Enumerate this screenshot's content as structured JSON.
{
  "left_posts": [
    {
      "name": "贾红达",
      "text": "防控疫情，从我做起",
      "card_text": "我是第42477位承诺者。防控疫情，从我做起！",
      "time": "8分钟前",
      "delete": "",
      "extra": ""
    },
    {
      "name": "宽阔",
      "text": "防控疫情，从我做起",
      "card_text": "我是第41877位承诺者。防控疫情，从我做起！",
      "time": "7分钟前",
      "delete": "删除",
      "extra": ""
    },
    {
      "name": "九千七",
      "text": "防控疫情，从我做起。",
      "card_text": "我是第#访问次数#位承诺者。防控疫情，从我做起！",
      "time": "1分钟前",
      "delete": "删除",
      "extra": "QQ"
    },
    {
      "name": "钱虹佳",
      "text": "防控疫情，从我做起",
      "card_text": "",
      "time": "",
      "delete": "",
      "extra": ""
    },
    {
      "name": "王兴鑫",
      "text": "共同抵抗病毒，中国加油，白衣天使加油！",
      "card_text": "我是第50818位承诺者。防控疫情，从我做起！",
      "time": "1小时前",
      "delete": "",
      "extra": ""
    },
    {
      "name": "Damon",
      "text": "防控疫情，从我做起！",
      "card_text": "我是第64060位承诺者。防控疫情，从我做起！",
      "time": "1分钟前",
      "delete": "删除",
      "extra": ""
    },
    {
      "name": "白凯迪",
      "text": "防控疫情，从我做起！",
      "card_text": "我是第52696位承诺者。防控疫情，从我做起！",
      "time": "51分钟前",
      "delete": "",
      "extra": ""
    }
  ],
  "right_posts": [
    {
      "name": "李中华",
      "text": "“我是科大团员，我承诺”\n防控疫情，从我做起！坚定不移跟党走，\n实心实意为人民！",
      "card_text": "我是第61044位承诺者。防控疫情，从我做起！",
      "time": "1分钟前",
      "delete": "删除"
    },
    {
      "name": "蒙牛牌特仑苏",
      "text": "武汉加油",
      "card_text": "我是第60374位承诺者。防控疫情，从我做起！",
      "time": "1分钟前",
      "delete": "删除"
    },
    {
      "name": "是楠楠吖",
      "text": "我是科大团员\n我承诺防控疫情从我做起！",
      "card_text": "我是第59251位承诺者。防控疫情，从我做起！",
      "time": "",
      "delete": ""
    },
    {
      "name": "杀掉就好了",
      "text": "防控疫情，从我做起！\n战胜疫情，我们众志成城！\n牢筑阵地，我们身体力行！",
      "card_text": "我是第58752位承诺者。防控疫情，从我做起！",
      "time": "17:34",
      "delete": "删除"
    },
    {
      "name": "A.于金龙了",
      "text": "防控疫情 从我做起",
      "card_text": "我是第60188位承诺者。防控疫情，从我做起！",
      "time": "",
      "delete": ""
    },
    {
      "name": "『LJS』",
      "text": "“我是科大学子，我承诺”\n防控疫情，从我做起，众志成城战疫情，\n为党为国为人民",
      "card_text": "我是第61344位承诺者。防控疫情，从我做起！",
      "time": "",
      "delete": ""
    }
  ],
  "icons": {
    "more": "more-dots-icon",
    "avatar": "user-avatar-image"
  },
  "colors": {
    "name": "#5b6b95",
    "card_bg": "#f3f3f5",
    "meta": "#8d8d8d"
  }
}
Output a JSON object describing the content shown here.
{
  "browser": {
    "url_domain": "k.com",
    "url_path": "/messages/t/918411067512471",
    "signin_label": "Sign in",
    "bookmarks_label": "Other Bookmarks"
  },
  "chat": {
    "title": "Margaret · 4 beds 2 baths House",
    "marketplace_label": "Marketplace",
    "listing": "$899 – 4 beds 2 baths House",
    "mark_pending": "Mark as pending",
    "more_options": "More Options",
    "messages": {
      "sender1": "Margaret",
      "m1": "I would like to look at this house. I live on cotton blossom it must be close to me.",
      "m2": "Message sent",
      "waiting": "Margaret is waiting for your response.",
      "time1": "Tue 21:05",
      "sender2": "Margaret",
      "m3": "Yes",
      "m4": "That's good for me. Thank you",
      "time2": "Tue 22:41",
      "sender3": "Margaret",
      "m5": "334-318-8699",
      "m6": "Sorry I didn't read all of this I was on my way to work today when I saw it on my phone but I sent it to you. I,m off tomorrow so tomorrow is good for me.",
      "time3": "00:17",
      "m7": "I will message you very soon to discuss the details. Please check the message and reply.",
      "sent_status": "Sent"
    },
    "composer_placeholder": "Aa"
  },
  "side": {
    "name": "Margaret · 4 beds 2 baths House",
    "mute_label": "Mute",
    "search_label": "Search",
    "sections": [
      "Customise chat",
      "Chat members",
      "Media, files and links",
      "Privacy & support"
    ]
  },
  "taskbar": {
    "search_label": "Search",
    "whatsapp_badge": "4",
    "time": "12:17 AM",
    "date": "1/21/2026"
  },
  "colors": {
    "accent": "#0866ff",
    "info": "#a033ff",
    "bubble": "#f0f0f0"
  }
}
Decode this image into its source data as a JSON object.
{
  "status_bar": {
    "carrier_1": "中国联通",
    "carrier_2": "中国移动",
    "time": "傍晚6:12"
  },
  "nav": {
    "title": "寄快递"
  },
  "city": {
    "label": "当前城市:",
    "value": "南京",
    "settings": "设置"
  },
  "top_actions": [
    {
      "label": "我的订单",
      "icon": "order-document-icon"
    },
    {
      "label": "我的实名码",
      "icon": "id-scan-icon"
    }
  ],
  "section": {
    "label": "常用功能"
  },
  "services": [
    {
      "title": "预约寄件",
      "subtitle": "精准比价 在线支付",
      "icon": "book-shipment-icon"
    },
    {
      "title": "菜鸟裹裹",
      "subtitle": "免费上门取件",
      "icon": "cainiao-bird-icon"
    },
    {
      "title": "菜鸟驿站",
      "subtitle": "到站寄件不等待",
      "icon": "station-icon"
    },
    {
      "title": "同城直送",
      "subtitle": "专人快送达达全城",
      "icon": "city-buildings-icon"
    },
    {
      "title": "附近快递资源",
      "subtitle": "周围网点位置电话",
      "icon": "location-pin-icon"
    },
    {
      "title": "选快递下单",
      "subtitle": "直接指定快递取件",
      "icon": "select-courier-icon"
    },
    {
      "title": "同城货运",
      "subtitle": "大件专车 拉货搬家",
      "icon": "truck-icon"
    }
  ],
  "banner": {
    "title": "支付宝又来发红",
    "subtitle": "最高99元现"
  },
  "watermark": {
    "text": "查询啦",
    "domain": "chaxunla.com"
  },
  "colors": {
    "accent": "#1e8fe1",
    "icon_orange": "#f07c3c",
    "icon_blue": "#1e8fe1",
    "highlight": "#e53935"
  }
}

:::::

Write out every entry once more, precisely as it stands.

Solution below —
Enumerate this screenshot's content as structured JSON.
{
  "left_posts": [
    {
      "name": "贾红达",
      "text": "防控疫情，从我做起",
      "card_text": "我是第42477位承诺者。防控疫情，从我做起！",
      "time": "8分钟前",
      "delete": "",
      "extra": ""
    },
    {
      "name": "宽阔",
      "text": "防控疫情，从我做起",
      "card_text": "我是第41877位承诺者。防控疫情，从我做起！",
      "time": "7分钟前",
      "delete": "删除",
      "extra": ""
    },
    {
      "name": "九千七",
      "text": "防控疫情，从我做起。",
      "card_text": "我是第#访问次数#位承诺者。防控疫情，从我做起！",
      "time": "1分钟前",
      "delete": "删除",
      "extra": "QQ"
    },
    {
      "name": "钱虹佳",
      "text": "防控疫情，从我做起",
      "card_text": "",
      "time": "",
      "delete": "",
      "extra": ""
    },
    {
      "name": "王兴鑫",
      "text": "共同抵抗病毒，中国加油，白衣天使加油！",
      "card_text": "我是第50818位承诺者。防控疫情，从我做起！",
      "time": "1小时前",
      "delete": "",
      "extra": ""
    },
    {
      "name": "Damon",
      "text": "防控疫情，从我做起！",
      "card_text": "我是第64060位承诺者。防控疫情，从我做起！",
      "time": "1分钟前",
      "delete": "删除",
      "extra": ""
    },
    {
      "name": "白凯迪",
      "text": "防控疫情，从我做起！",
      "card_text": "我是第52696位承诺者。防控疫情，从我做起！",
      "time": "51分钟前",
      "delete": "",
      "extra": ""
    }
  ],
  "right_posts": [
    {
      "name": "李中华",
      "text": "“我是科大团员，我承诺”\n防控疫情，从我做起！坚定不移跟党走，\n实心实意为人民！",
      "card_text": "我是第61044位承诺者。防控疫情，从我做起！",
      "time": "1分钟前",
      "delete": "删除"
    },
    {
      "name": "蒙牛牌特仑苏",
      "text": "武汉加油",
      "card_text": "我是第60374位承诺者。防控疫情，从我做起！",
      "time": "1分钟前",
      "delete": "删除"
    },
    {
      "name": "是楠楠吖",
      "text": "我是科大团员\n我承诺防控疫情从我做起！",
      "card_text": "我是第59251位承诺者。防控疫情，从我做起！",
      "time": "",
      "delete": ""
    },
    {
      "name": "杀掉就好了",
      "text": "防控疫情，从我做起！\n战胜疫情，我们众志成城！\n牢筑阵地，我们身体力行！",
      "card_text": "我是第58752位承诺者。防控疫情，从我做起！",
      "time": "17:34",
      "delete": "删除"
    },
    {
      "name": "A.于金龙了",
      "text": "防控疫情 从我做起",
      "card_text": "我是第60188位承诺者。防控疫情，从我做起！",
      "time": "",
      "delete": ""
    },
    {
      "name": "『LJS』",
      "text": "“我是科大学子，我承诺”\n防控疫情，从我做起，众志成城战疫情，\n为党为国为人民",
      "card_text": "我是第61344位承诺者。防控疫情，从我做起！",
      "time": "",
      "delete": ""
    }
  ],
  "icons": {
    "more": "more-dots-icon",
    "avatar": "user-avatar-image"
  },
  "colors": {
    "name": "#5b6b95",
    "card_bg": "#f3f3f5",
    "meta": "#8d8d8d"
  }
}
Output a JSON object describing the content shown here.
{
  "browser": {
    "url_domain": "k.com",
    "url_path": "/messages/t/918411067512471",
    "signin_label": "Sign in",
    "bookmarks_label": "Other Bookmarks"
  },
  "chat": {
    "title": "Margaret · 4 beds 2 baths House",
    "marketplace_label": "Marketplace",
    "listing": "$899 – 4 beds 2 baths House",
    "mark_pending": "Mark as pending",
    "more_options": "More Options",
    "messages": {
      "sender1": "Margaret",
      "m1": "I would like to look at this house. I live on cotton blossom it must be close to me.",
      "m2": "Message sent",
      "waiting": "Margaret is waiting for your response.",
      "time1": "Tue 21:05",
      "sender2": "Margaret",
      "m3": "Yes",
      "m4": "That's good for me. Thank you",
      "time2": "Tue 22:41",
      "sender3": "Margaret",
      "m5": "334-318-8699",
      "m6": "Sorry I didn't read all of this I was on my way to work today when I saw it on my phone but I sent it to you. I,m off tomorrow so tomorrow is good for me.",
      "time3": "00:17",
      "m7": "I will message you very soon to discuss the details. Please check the message and reply.",
      "sent_status": "Sent"
    },
    "composer_placeholder": "Aa"
  },
  "side": {
    "name": "Margaret · 4 beds 2 baths House",
    "mute_label": "Mute",
    "search_label": "Search",
    "sections": [
      "Customise chat",
      "Chat members",
      "Media, files and links",
      "Privacy & support"
    ]
  },
  "taskbar": {
    "search_label": "Search",
    "whatsapp_badge": "4",
    "time": "12:17 AM",
    "date": "1/21/2026"
  },
  "colors": {
    "accent": "#0866ff",
    "info": "#a033ff",
    "bubble": "#f0f0f0"
  }
}
Decode this image into its source data as a JSON object.
{
  "status_bar": {
    "carrier_1": "中国联通",
    "carrier_2": "中国移动",
    "time": "傍晚6:12"
  },
  "nav": {
    "title": "寄快递"
  },
  "city": {
    "label": "当前城市:",
    "value": "南京",
    "settings": "设置"
  },
  "top_actions": [
    {
      "label": "我的订单",
      "icon": "order-document-icon"
    },
    {
      "label": "我的实名码",
      "icon": "id-scan-icon"
    }
  ],
  "section": {
    "label": "常用功能"
  },
  "services": [
    {
      "title": "预约寄件",
      "subtitle": "精准比价 在线支付",
      "icon": "book-shipment-icon"
    },
    {
      "title": "菜鸟裹裹",
      "subtitle": "免费上门取件",
      "icon": "cainiao-bird-icon"
    },
    {
      "title": "菜鸟驿站",
      "subtitle": "到站寄件不等待",
      "icon": "station-icon"
    },
    {
      "title": "同城直送",
      "subtitle": "专人快送达达全城",
      "icon": "city-buildings-icon"
    },
    {
      "title": "附近快递资源",
      "subtitle": "周围网点位置电话",
      "icon": "location-pin-icon"
    },
    {
      "title": "选快递下单",
      "subtitle": "直接指定快递取件",
      "icon": "select-courier-icon"
    },
    {
      "title": "同城货运",
      "subtitle": "大件专车 拉货搬家",
      "icon": "truck-icon"
    }
  ],
  "banner": {
    "title": "支付宝又来发红",
    "subtitle": "最高99元现"
  },
  "watermark": {
    "text": "查询啦",
    "domain": "chaxunla.com"
  },
  "colors": {
    "accent": "#1e8fe1",
    "icon_orange": "#f07c3c",
    "icon_blue": "#1e8fe1",
    "highlight": "#e53935"
  }
}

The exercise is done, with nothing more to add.